Our articles should be used for informational and educational purposes only and are not intended to be taken as medical advice. If you’re concerned, consult a health professional before taking dietary supplements or introducing any major changes to your diet.

1-2 Celis-Morales, C. A., Lyall, D. M., Welsh, P., Anderson, J., Steell, L., Guo, Y., … & Gill, J. M. (2017). Association between active commuting and incident cardiovascular disease, cancer, and mortality: prospective cohort study. bmj, 357, j1456.

3 Cherkas, L. F., Hunkin, J. L., Kato, B. S., Richards, J. B., Gardner, J. P., Surdulescu, G. L., … & Aviv, A. (2008). The association between physical activity in leisure time and leukocyte telomere length. Archives of internal medicine, 168(2), 154-158.

4 Sugiyama, T., Ding, D., & Owen, N. (2013). Commuting by car: weight gain among physically active adults. American journal of preventive medicine, 44(2), 169-173.

5 Smith, J. C., Stephens, D. P., Hall, E. L., Jackson, A. W., & Earnest, C. P. (1998). Effect of oral creatine ingestion on parameters of the work rate-time relationship and time to exhaustion in high-intensity cycling. European journal of applied physiology and occupational physiology77(4), 360-365.

6 Jones, A. M., Carter, H., Pringle, J. S., & Campbell, I. T. (2002). Effect of creatine supplementation on oxygen uptake kinetics during submaximal cycle exercise. Journal of applied physiology92(6), 2571-2577.

Van, R. T., Van, K. P., Vanden, B. E., Puype, J., Lefere, T., & Hespel, P. (2009). Beta-alanine improves sprint performance in endurance cycling. Medicine and science in sports and exercise41(4), 898-903.

8-9 Artioli, G. G., Gualano, B., Smith, A., Stout, J., & Lancha Jr, A. H. (2010). Role of beta-alanine supplementation on muscle carnosine and exercise performance. Med Sci Sports Exerc, 42(6), 1162-1173.

10 Coggan, A. R., & Coyle, E. F. (1991). Carbohydrate ingestion during prolonged exercise: effects on metabolism and performance. Exercise and sport sciences reviews19, 1-40.

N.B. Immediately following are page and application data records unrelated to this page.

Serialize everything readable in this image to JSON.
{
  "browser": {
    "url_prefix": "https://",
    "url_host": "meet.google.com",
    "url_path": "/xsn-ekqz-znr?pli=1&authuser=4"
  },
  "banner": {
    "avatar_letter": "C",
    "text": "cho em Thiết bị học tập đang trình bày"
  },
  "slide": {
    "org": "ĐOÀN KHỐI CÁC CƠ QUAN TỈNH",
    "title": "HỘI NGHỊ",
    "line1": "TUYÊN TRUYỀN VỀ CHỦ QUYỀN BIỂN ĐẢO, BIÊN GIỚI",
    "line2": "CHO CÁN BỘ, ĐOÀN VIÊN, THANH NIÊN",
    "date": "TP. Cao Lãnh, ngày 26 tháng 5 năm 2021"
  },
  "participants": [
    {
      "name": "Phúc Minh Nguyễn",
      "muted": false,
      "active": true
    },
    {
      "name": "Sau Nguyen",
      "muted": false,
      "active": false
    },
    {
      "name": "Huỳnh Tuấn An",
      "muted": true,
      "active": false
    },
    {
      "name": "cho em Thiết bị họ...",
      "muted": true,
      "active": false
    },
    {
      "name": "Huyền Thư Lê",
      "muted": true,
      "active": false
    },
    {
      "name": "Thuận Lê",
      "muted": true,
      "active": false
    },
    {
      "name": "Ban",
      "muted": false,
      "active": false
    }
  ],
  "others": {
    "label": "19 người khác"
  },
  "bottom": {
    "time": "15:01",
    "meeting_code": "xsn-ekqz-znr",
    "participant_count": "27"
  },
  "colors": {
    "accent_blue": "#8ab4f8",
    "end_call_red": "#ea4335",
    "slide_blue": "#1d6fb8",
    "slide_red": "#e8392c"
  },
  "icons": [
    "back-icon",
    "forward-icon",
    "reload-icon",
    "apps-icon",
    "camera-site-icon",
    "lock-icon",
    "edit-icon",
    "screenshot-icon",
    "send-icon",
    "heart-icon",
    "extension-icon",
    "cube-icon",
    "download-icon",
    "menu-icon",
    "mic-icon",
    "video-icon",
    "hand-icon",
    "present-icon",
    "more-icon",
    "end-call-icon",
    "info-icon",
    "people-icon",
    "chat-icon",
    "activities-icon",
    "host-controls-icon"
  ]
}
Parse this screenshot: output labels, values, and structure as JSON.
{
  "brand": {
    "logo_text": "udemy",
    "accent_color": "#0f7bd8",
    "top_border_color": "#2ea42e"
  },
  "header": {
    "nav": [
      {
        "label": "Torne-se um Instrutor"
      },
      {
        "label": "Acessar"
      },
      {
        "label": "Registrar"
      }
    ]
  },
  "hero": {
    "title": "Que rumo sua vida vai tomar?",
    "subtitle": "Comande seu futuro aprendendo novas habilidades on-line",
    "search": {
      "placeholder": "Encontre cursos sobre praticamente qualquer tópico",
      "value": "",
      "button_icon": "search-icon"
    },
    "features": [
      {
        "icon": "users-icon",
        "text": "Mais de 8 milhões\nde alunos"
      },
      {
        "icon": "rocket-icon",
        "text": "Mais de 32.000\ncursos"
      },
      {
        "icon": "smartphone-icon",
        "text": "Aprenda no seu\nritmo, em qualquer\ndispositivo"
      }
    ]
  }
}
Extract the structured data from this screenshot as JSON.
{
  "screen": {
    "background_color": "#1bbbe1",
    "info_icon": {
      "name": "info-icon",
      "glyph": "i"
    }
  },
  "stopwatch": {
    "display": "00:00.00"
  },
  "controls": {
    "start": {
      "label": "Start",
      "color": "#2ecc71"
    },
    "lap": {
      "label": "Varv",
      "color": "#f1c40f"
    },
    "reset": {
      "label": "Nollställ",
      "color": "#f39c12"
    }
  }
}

11 Kennedy, D. O. (2016). B vitamins and the brain: Mechanisms, dose and efficacy—A review. Nutrients8(2), 68.

12 Von Duvillard, S. P., Braun, W. A., Markofski, M., Beneke, R., & Leithäuser, R. (2004). Fluids and hydration in prolonged endurance performance. Nutrition20(7-8), 651-656.

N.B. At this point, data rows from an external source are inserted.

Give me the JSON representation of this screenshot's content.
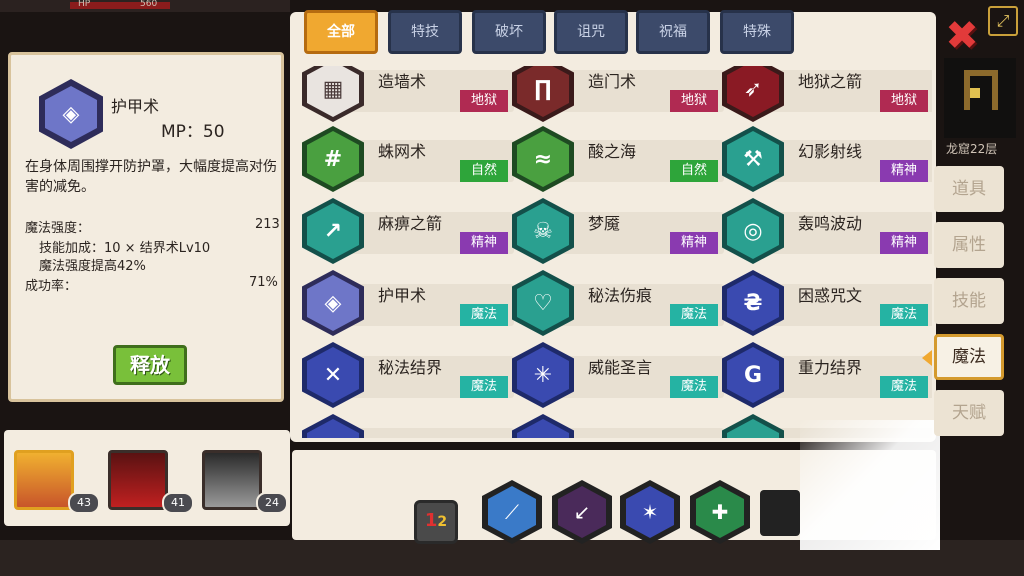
{
  "topbar": {
    "hp_label": "HP",
    "hp_value": "560"
  },
  "detail": {
    "skill_icon": "shield-rune-icon",
    "name": "护甲术",
    "mp": "MP：50",
    "description": "在身体周围撑开防护罩，大幅度提高对伤害的减免。",
    "stats": [
      {
        "label": "魔法强度：",
        "value": "213"
      },
      {
        "label": "技能加成：10 × 结界术Lv10",
        "value": ""
      },
      {
        "label": "魔法强度提高42%",
        "value": ""
      },
      {
        "label": "成功率：",
        "value": "71%"
      }
    ],
    "release_label": "释放"
  },
  "party": [
    {
      "icon": "golden-armor-hero-portrait",
      "level": "43"
    },
    {
      "icon": "red-dragon-portrait",
      "level": "41"
    },
    {
      "icon": "cat-girl-portrait",
      "level": "24"
    }
  ],
  "tabs": [
    {
      "label": "全部",
      "active": true
    },
    {
      "label": "特技",
      "active": false
    },
    {
      "label": "破坏",
      "active": false
    },
    {
      "label": "诅咒",
      "active": false
    },
    {
      "label": "祝福",
      "active": false
    },
    {
      "label": "特殊",
      "active": false
    }
  ],
  "skills": [
    {
      "name": "造墙术",
      "tag": "地狱",
      "icon": "wall-icon"
    },
    {
      "name": "造门术",
      "tag": "地狱",
      "icon": "gate-icon"
    },
    {
      "name": "地狱之箭",
      "tag": "地狱",
      "icon": "hell-arrow-icon"
    },
    {
      "name": "蛛网术",
      "tag": "自然",
      "icon": "web-icon"
    },
    {
      "name": "酸之海",
      "tag": "自然",
      "icon": "acid-sea-icon"
    },
    {
      "name": "幻影射线",
      "tag": "精神",
      "icon": "phantom-ray-icon"
    },
    {
      "name": "麻痹之箭",
      "tag": "精神",
      "icon": "paralysis-arrow-icon"
    },
    {
      "name": "梦魇",
      "tag": "精神",
      "icon": "nightmare-icon"
    },
    {
      "name": "轰鸣波动",
      "tag": "精神",
      "icon": "roar-wave-icon"
    },
    {
      "name": "护甲术",
      "tag": "魔法",
      "icon": "shield-rune-icon"
    },
    {
      "name": "秘法伤痕",
      "tag": "魔法",
      "icon": "heart-scar-icon"
    },
    {
      "name": "困惑咒文",
      "tag": "魔法",
      "icon": "confusion-rune-icon"
    },
    {
      "name": "秘法结界",
      "tag": "魔法",
      "icon": "arcane-barrier-icon"
    },
    {
      "name": "威能圣言",
      "tag": "魔法",
      "icon": "holy-word-icon"
    },
    {
      "name": "重力结界",
      "tag": "魔法",
      "icon": "gravity-barrier-icon"
    }
  ],
  "tag_colors": {
    "地狱": "#b02a52",
    "自然": "#2ea53a",
    "精神": "#8a3ab0",
    "魔法": "#25b3a3"
  },
  "tray": {
    "page_button": {
      "one": "1",
      "two": "2"
    },
    "icons": [
      "spear-thrust-icon",
      "dark-arrow-icon",
      "star-shards-icon",
      "heal-heart-icon"
    ]
  },
  "right": {
    "floor": "龙窟22层",
    "side_tabs": [
      {
        "label": "道具",
        "active": false
      },
      {
        "label": "属性",
        "active": false
      },
      {
        "label": "技能",
        "active": false
      },
      {
        "label": "魔法",
        "active": true
      },
      {
        "label": "天赋",
        "active": false
      }
    ]
  }
}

13 Kraemer, W. J., Fleck, S. J., & Deschenes, M. R. (2011). Exercise physiology: integrating theory and application. Lippincott Williams & Wilkins.

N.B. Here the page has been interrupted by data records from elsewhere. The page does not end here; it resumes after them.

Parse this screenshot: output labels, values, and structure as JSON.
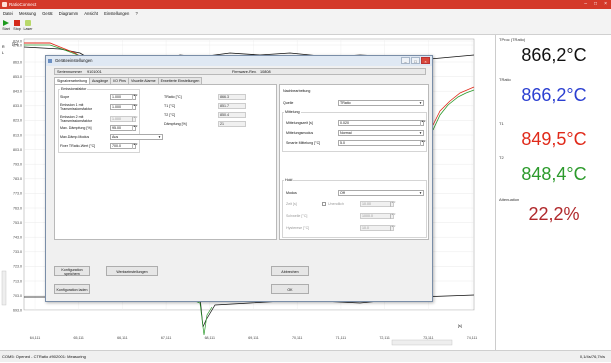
{
  "app": {
    "title": "RatioConnect",
    "min": "–",
    "max": "□",
    "close": "×"
  },
  "menu": [
    "Datei",
    "Messung",
    "Gerät",
    "Diagramm",
    "Ansicht",
    "Einstellungen",
    "?"
  ],
  "toolbar": {
    "start": "Start",
    "stop": "Stop",
    "laser": "Laser"
  },
  "chart": {
    "y_ticks": [
      "874.0",
      "873.0",
      "863.0",
      "853.0",
      "843.0",
      "833.0",
      "823.0",
      "813.0",
      "803.0",
      "793.0",
      "783.0",
      "773.0",
      "763.0",
      "753.0",
      "743.0",
      "733.0",
      "723.0",
      "713.0",
      "703.0",
      "693.0"
    ],
    "x_ticks": [
      "64,111",
      "65,111",
      "66,111",
      "67,111",
      "68,111",
      "69,111",
      "70,111",
      "71,111",
      "72,111",
      "73,111",
      "74,111"
    ],
    "y_unit": "[°C]",
    "x_unit": "[s]",
    "legend": [
      "R",
      "L"
    ],
    "colors": {
      "black": "#111111",
      "red": "#e02a1a",
      "green": "#2b9a2b"
    }
  },
  "panel": [
    {
      "label": "TProc (TRatio)",
      "value": "866,2°C",
      "color": "#111111"
    },
    {
      "label": "TRatio",
      "value": "866,2°C",
      "color": "#2b3fd1"
    },
    {
      "label": "T1",
      "value": "849,5°C",
      "color": "#e02a1a"
    },
    {
      "label": "T2",
      "value": "848,4°C",
      "color": "#2b9a2b"
    },
    {
      "label": "Attenuation",
      "value": "22,2%",
      "color": "#b0282b"
    }
  ],
  "status": {
    "left": "COM5: Opened - CTRatio #902001: Measuring",
    "right": "0,1/4s/76,7h/s"
  },
  "dialog": {
    "title": "Geräteeinstellungen",
    "serial_label": "Seriennummer",
    "serial_value": "9101001",
    "fw_label": "Firmware-Rev.",
    "fw_value": "10808",
    "tabs": [
      "Signalverarbeitung",
      "Ausgänge",
      "I/O Pins",
      "Visuelle Alarme",
      "Erweiterte Einstellungen"
    ],
    "emissivity_group": "Emissionsfaktor",
    "rows": [
      {
        "label": "Slope",
        "value": "1.000",
        "disabled": false
      },
      {
        "label": "Emission 1 mit Transmissionsfaktor",
        "value": "1.000",
        "disabled": false
      },
      {
        "label": "Emission 2 mit Transmissionsfaktor",
        "value": "1.000",
        "disabled": true
      },
      {
        "label": "Max. Dämpfung [%]",
        "value": "95.00",
        "disabled": false
      },
      {
        "label": "Max.Dämp.Modus",
        "value": "Aus",
        "disabled": false
      },
      {
        "label": "Fixer TRatio-Wert [°C]",
        "value": "700.0",
        "disabled": false
      }
    ],
    "readouts": [
      {
        "label": "TRatio [°C]",
        "value": "866.3"
      },
      {
        "label": "T1 [°C]",
        "value": "851.7"
      },
      {
        "label": "T2 [°C]",
        "value": "850.4"
      },
      {
        "label": "Dämpfung [%]",
        "value": "21"
      }
    ],
    "post": {
      "title": "Nachbearbeitung",
      "source_label": "Quelle",
      "source_value": "TRatio",
      "avg_group": "Mittelung",
      "avg_time_label": "Mittelungszeit [s]",
      "avg_time_value": "0.020",
      "avg_mode_label": "Mittelungsmodus",
      "avg_mode_value": "Normal",
      "smart_label": "Smarte Mittelung [°C]",
      "smart_value": "5.0",
      "hold_group": "Hold",
      "mode_label": "Modus",
      "mode_value": "Off",
      "time_label": "Zeit [s]",
      "time_value": "10.00",
      "unlimited_label": "Unendlich",
      "threshold_label": "Schwelle [°C]",
      "threshold_value": "1000.0",
      "hyst_label": "Hysterese [°C]",
      "hyst_value": "10.0"
    },
    "buttons": {
      "save_config": "Konfiguration speichern",
      "factory": "Werkseinstellungen",
      "load_config": "Konfiguration laden",
      "cancel": "Abbrechen",
      "ok": "OK"
    }
  }
}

14-15 Hayes, A., & Cribb, P. J. (2008). Effect of whey protein isolate on strength, body composition and muscle hypertrophy during resistance training. Current Opinion in Clinical Nutrition & Metabolic Care11(1), 40-44.

16 Nichols, J. F., Palmer, J. E., & Levy, S. S. (2003). Low bone mineral density in highly trained male master cyclists. Osteoporosis International14(8), 644-649.

17 Pearce, S. H., & Cheetham, T. D. (2010). Diagnosis and management of vitamin D deficiency. Bmj340(7738), 142-147.

18 Holick, M. F. (1996). Vitamin D and bone health. The Journal of nutrition126(suppl_4), 1159S-1164S.

Evangeline Howarth

Evangeline Howarth

Writer and expert

Evangeline is a Veganuary convert and newbie vegan with a degree in English and French from the University of Nottingham. Having recently ditched the meat and dairy, she really enjoys the new flavours and cooking techniques she’s encountered on a plant-based diet. She’s been shocked by the millions of ways you can use tofu, however still hasn’t found a decent cheese substitute! When she’s not in the office or eating, Evangeline usually out running or sailing. As a qualified RYA Dinghy Instructor and a marathon runner, she knows the importance of providing your body with the right nutrients for endurance sports as well as a busy lifestyle. Find out more about Evie's experience here.

Shop our best sellers and save 35% | Code: FUEL Shop & Save Now!